Engineering, law, IT, and natural sciences graduates are particularly likely to fall behind their peers from other degree backgrounds in leadership skills. This isn’t always a problem when graduates start out at a new job as an individual contributor, but can hold them back when they want to move into a management position. It’s also a way to set a candidate apart from the pack of other graduates in the field, if they have put the time and effort into gaining the skills others lack.
Sinar’s advice: “Get as much information as you can—using your career planning office if you’re still in school, or working with your HR department once you’re in a job—to know your leadership-related strengths and weaknesses and invest in development opportunities to give you the skills you’ll need and plenty of time to practice them before you need them.”
# # #
About DDI’s High-Resolution Leadership
DDI’s new High-Resolution Leadership report provides both a telescopic and microscopic lens on what drives great leadership performance, and, ultimately, business performance. This report is unprecedented for a combination of reasons. First, the data is based on real behaviors observed in DDI’s assessment centers during “day in a life” leadership simulations. Second, the research represents more than a decade of details from more than 15,000 candidates being considered for leadership roles ranging from frontline to the C-suite, representing over 300 organizations across 20 industries in 18 countries. The 18 findings in the High-Resolution Leadership report draw a very clear picture of what makes a great leader, what leadership skills predict better business metrics, and which personal attributes and skill patterns influence leader success as they move higher. Read the full report and 18 individual findings.
Available for interviews

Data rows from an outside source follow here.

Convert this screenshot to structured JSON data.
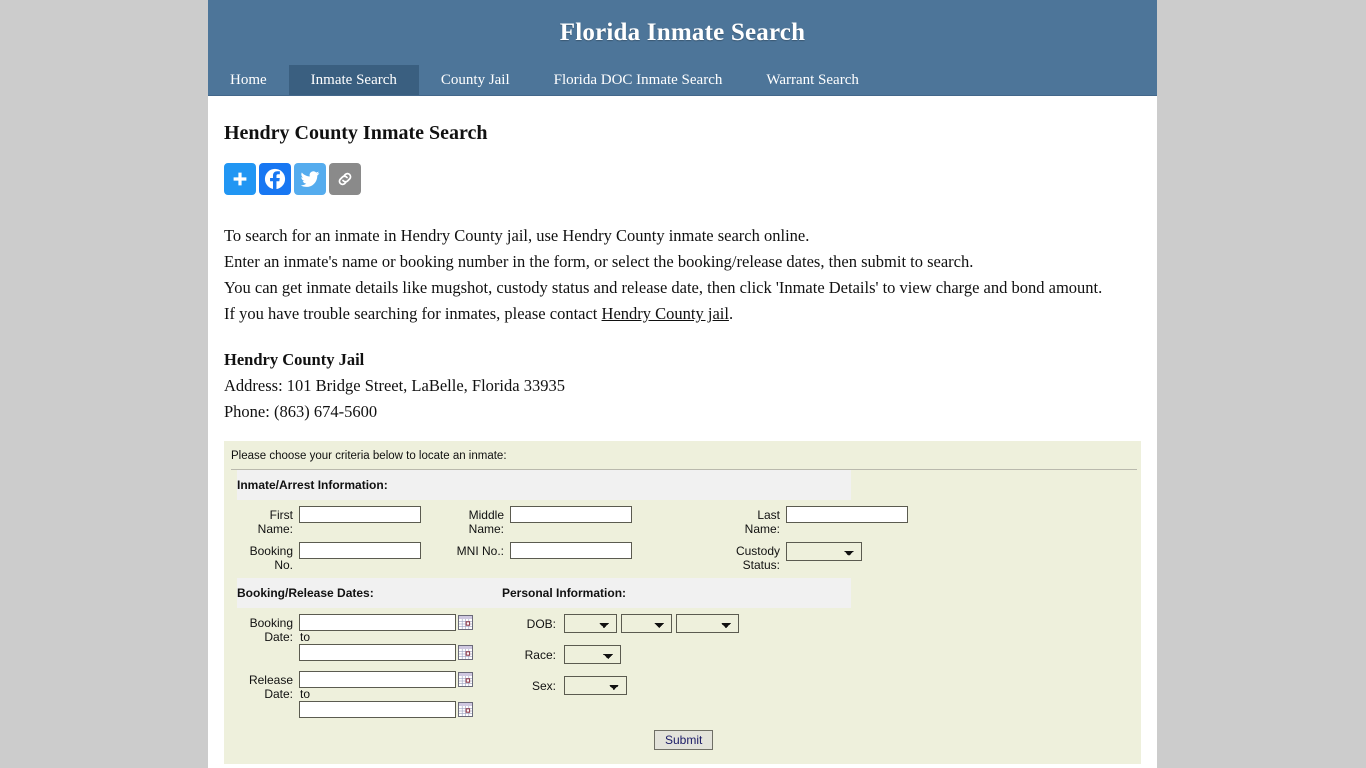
{
  "site": {
    "title": "Florida Inmate Search",
    "header_bg": "#4d7599",
    "nav_active_bg": "#3a5f80"
  },
  "nav": {
    "items": [
      {
        "label": "Home",
        "active": false
      },
      {
        "label": "Inmate Search",
        "active": true
      },
      {
        "label": "County Jail",
        "active": false
      },
      {
        "label": "Florida DOC Inmate Search",
        "active": false
      },
      {
        "label": "Warrant Search",
        "active": false
      }
    ]
  },
  "page": {
    "title": "Hendry County Inmate Search"
  },
  "share": {
    "buttons": [
      {
        "icon": "addthis-plus-icon",
        "label": "Share",
        "color": "#2196f3"
      },
      {
        "icon": "facebook-icon",
        "label": "Facebook",
        "color": "#1877f2"
      },
      {
        "icon": "twitter-icon",
        "label": "Twitter",
        "color": "#55acee"
      },
      {
        "icon": "copy-link-icon",
        "label": "Copy Link",
        "color": "#8a8a8a"
      }
    ]
  },
  "intro": {
    "line1": "To search for an inmate in Hendry County jail, use Hendry County inmate search online.",
    "line2": "Enter an inmate's name or booking number in the form, or select the booking/release dates, then submit to search.",
    "line3": "You can get inmate details like mugshot, custody status and release date, then click 'Inmate Details' to view charge and bond amount.",
    "line4_prefix": "If you have trouble searching for inmates, please contact ",
    "line4_link": "Hendry County jail",
    "line4_suffix": "."
  },
  "jail": {
    "name": "Hendry County Jail",
    "address": "Address: 101 Bridge Street, LaBelle, Florida 33935",
    "phone": "Phone: (863) 674-5600"
  },
  "form": {
    "intro": "Please choose your criteria below to locate an inmate:",
    "sections": {
      "inmate_arrest": "Inmate/Arrest Information:",
      "booking_release": "Booking/Release Dates:",
      "personal": "Personal Information:"
    },
    "labels": {
      "first_name": "First Name:",
      "middle_name": "Middle Name:",
      "last_name": "Last Name:",
      "booking_no": "Booking No.",
      "mni_no": "MNI No.:",
      "custody_status": "Custody Status:",
      "booking_date": "Booking Date:",
      "release_date": "Release Date:",
      "to": "to",
      "dob": "DOB:",
      "race": "Race:",
      "sex": "Sex:"
    },
    "values": {
      "first_name": "",
      "middle_name": "",
      "last_name": "",
      "booking_no": "",
      "mni_no": "",
      "custody_status": "",
      "booking_date_from": "",
      "booking_date_to": "",
      "release_date_from": "",
      "release_date_to": "",
      "dob_month": "",
      "dob_day": "",
      "dob_year": "",
      "race": "",
      "sex": ""
    },
    "placeholders": {
      "first_name": "",
      "middle_name": "",
      "last_name": "",
      "booking_no": "",
      "mni_no": "",
      "booking_date_from": "",
      "booking_date_to": "",
      "release_date_from": "",
      "release_date_to": ""
    },
    "submit_label": "Submit",
    "panel_bg": "#eef0dc",
    "section_bar_bg": "#f1f1f1",
    "calendar_icon": "calendar-picker-icon"
  }
}
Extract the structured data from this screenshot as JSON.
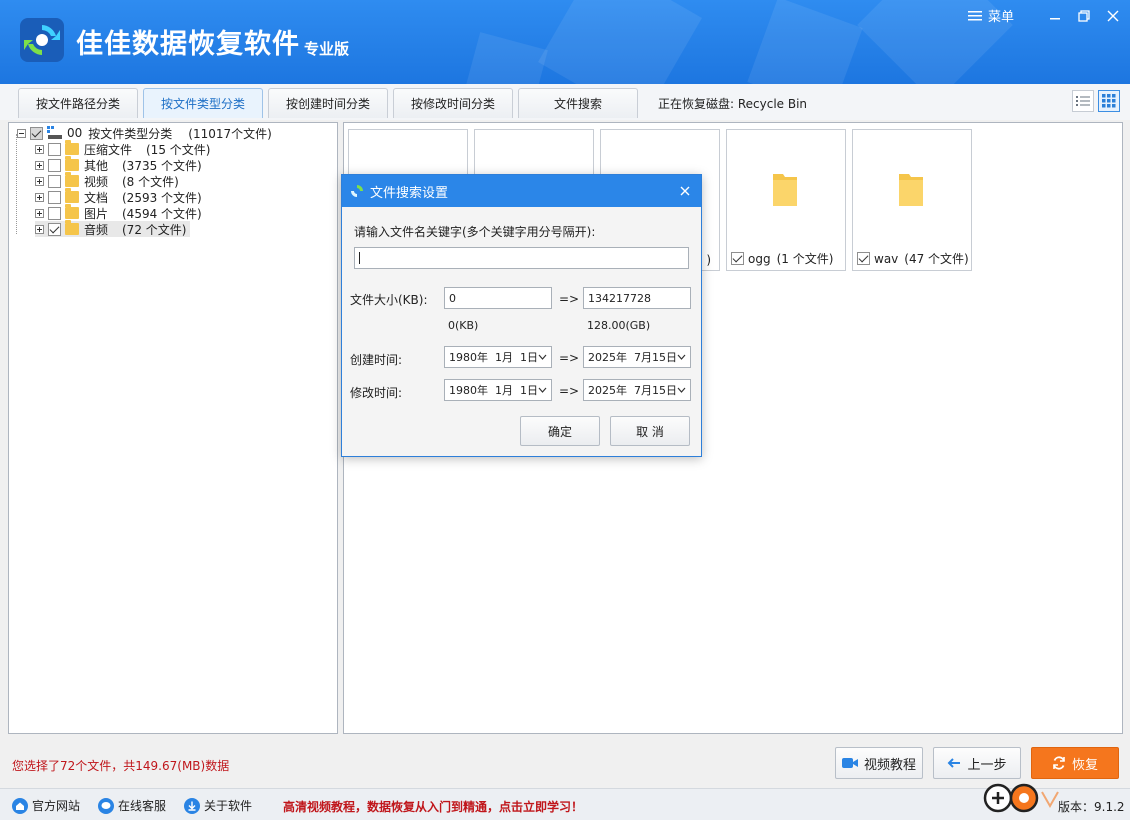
{
  "app": {
    "title": "佳佳数据恢复软件",
    "edition": "专业版",
    "menu_label": "菜单"
  },
  "tabs": [
    {
      "label": "按文件路径分类",
      "active": false
    },
    {
      "label": "按文件类型分类",
      "active": true
    },
    {
      "label": "按创建时间分类",
      "active": false
    },
    {
      "label": "按修改时间分类",
      "active": false
    },
    {
      "label": "文件搜索",
      "active": false
    }
  ],
  "disk_label": "正在恢复磁盘: Recycle Bin",
  "tree": {
    "root": {
      "code": "00",
      "label": "按文件类型分类",
      "count": "(11017个文件)"
    },
    "items": [
      {
        "label": "压缩文件",
        "count": "(15 个文件)",
        "checked": false
      },
      {
        "label": "其他",
        "count": "(3735 个文件)",
        "checked": false
      },
      {
        "label": "视频",
        "count": "(8 个文件)",
        "checked": false
      },
      {
        "label": "文档",
        "count": "(2593 个文件)",
        "checked": false
      },
      {
        "label": "图片",
        "count": "(4594 个文件)",
        "checked": false
      },
      {
        "label": "音频",
        "count": "(72 个文件)",
        "checked": true
      }
    ]
  },
  "files": [
    {
      "name": "",
      "count": "",
      "checked": true
    },
    {
      "name": "",
      "count": "",
      "checked": true
    },
    {
      "name": "",
      "count": ")",
      "checked": true
    },
    {
      "name": "ogg",
      "count": "(1 个文件)",
      "checked": true
    },
    {
      "name": "wav",
      "count": "(47 个文件)",
      "checked": true
    }
  ],
  "dialog": {
    "title": "文件搜索设置",
    "keyword_label": "请输入文件名关键字(多个关键字用分号隔开):",
    "keyword_value": "",
    "size_label": "文件大小(KB):",
    "size_min": "0",
    "size_max": "134217728",
    "size_min_hint": "0(KB)",
    "size_max_hint": "128.00(GB)",
    "arrow": "=>",
    "created_label": "创建时间:",
    "created_from": "1980年  1月  1日",
    "created_to": "2025年  7月15日",
    "modified_label": "修改时间:",
    "modified_from": "1980年  1月  1日",
    "modified_to": "2025年  7月15日",
    "ok_label": "确定",
    "cancel_label": "取 消"
  },
  "status": "您选择了72个文件，共149.67(MB)数据",
  "buttons": {
    "tutorial": "视频教程",
    "back": "上一步",
    "recover": "恢复"
  },
  "footer": {
    "website": "官方网站",
    "support": "在线客服",
    "about": "关于软件",
    "promo": "高清视频教程，数据恢复从入门到精通，点击立即学习！",
    "version": "版本：9.1.2"
  },
  "colors": {
    "header_blue": "#1d76e0",
    "accent_orange": "#f5761d",
    "status_red": "#c0161b",
    "folder_yellow": "#f5c54a"
  }
}
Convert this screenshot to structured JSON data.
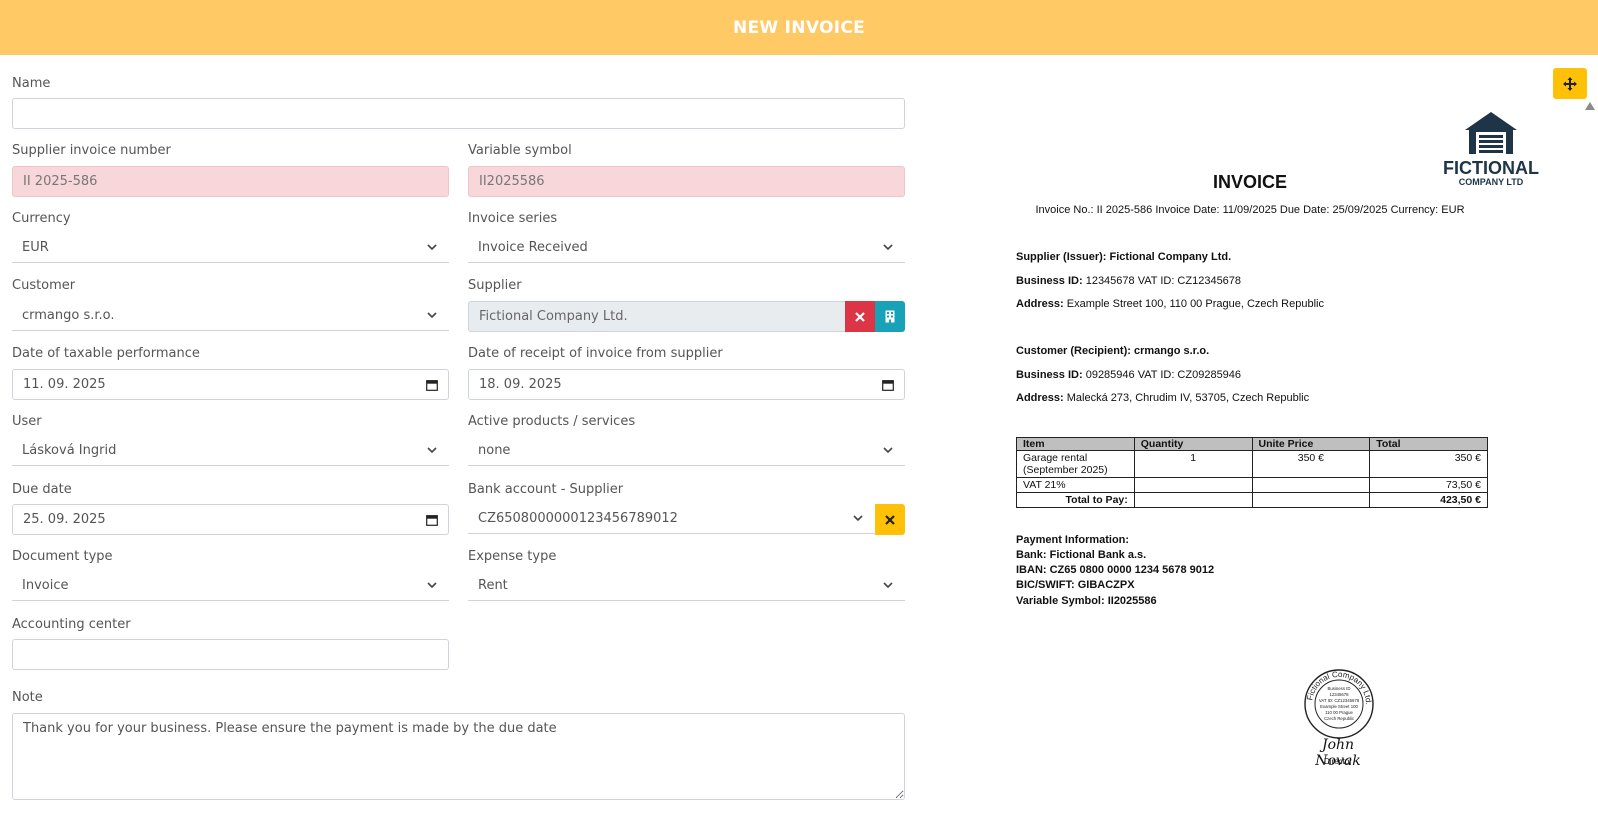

Evan Sinar, Ph.D., DDI Chief Scientist and Director, Center for Analytics and Behavioral Research
Richard S. Wellins, Ph.D., DDI Senior Vice President